because it is measured in percentage.

–         
Unemployment rates (%) are used in order to measure
the incidence of the economic crisis in the population. The indicator is
calculated as unemployed persons as a percentage of the total labor force of
each country. The labor force is the total number of persons in the age between
15 to 74 years available for work. An unemployed person is defined by Eurostat, according
to the guidelines of the International Labor Organization, as ‘someone aged 15 to 74 without work during
the reference week who is available to start work within the next two weeks and
who has actively sought employment at some time during the last four weeks.’

–         
Inflation levels. This indicator is good in order to
measure the economic stability of countries. Although the European Union itself
gives a certain level of inflation as objectives to countries, most of them are
not following the advices, this situation was exacerbated during the crisis,
now inflation levels are being stabilizing.

–         
Fascist past. Marked with 1 if the country experienced
a fascist dictatorship and 0 if not. This indicator is important because
nowadays, a high number of extreme right-wing parties define themselves as
neo-Nazis, and they foster the same values as old fascist dictatorships.

–         
Imperialistic past. Marked with 1 if the country was
an old empire with colonies, and 0 if not. Usually these movements claim
imperial ideas such as reestablishing the important empires of the ancient
times.

–         
Number of immigrants: immigrants as a percentage of
domestic population. The immigrants are seen as people who go to other
countries to ‘steal’ the jobs of the domestic population.

–         
Number of refugees. This variable is measured by the
number of asylum applications. ‘Final decision on appeal means a decision
granted at the final instance of administrative/judicial asylum procedure and
which results from the appeal lodged by the asylum seeker rejected in the
preceding stage of the procedure.’ With refugees it happens the same as
with immigrants, but the reasoning is even worst and as they do not even
propose a solution to the problem, just not letting them enter into the
countries.

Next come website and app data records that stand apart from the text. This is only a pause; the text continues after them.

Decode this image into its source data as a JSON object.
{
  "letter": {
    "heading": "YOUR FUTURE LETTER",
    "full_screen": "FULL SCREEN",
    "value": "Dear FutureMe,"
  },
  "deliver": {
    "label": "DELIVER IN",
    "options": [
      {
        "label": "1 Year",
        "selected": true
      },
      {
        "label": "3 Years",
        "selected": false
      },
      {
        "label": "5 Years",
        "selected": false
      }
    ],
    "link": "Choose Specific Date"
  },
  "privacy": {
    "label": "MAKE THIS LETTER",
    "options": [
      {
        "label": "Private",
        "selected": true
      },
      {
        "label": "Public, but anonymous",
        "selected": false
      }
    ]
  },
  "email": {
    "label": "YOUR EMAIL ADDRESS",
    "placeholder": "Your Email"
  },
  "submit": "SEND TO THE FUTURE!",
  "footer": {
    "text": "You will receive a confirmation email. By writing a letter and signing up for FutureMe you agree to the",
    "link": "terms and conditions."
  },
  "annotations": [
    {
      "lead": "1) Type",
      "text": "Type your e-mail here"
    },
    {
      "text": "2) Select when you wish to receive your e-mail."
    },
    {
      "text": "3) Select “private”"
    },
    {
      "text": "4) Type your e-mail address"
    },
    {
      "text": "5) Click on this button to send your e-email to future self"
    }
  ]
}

–         
Year of entrance in the European Union. This indicator
is useful for knowing if it is a country already adapted to the Union or if it
has just entered.

The
dependent variable is the force of extreme right-wing movements or parties, it
is measured as a dummy variable, marked with a 1 if one extreme right-wing
party was between the three major forces in elections.

The
unit of analysis is the country, and the research is conducted studying the 28
countries of the European Union: Austria, Belgium, Bulgaria, Croatia, Cyprus,
Czech Republic, Denmark, Estonia, Finland, France, Germany, Greece, Hungary,
Ireland, Italy, Latvia, Lithuania, Luxembourg, Malta, Netherlands, Poland,
Portugal, Romania, Slovakia, Slovenia, Spain, Sweden and United Kingdom. The
United Kingdom is included in the study because it is officially part of the
European Union, until the exit is effective.

The
data used is panel data and it is going to be studied by a multiple linear
regression. In order to be able to use panel data, each country is labeled with
a number from 1 to 28 by alphabetical order, just as they appear in the
paragraph above.

The
time spam is between 2006 and 2017, because with this time we can see the
evolution in the lasts elections held in each country, and they comprehend time
before, during and after the economic crisis and all years of the refugee
crisis as well.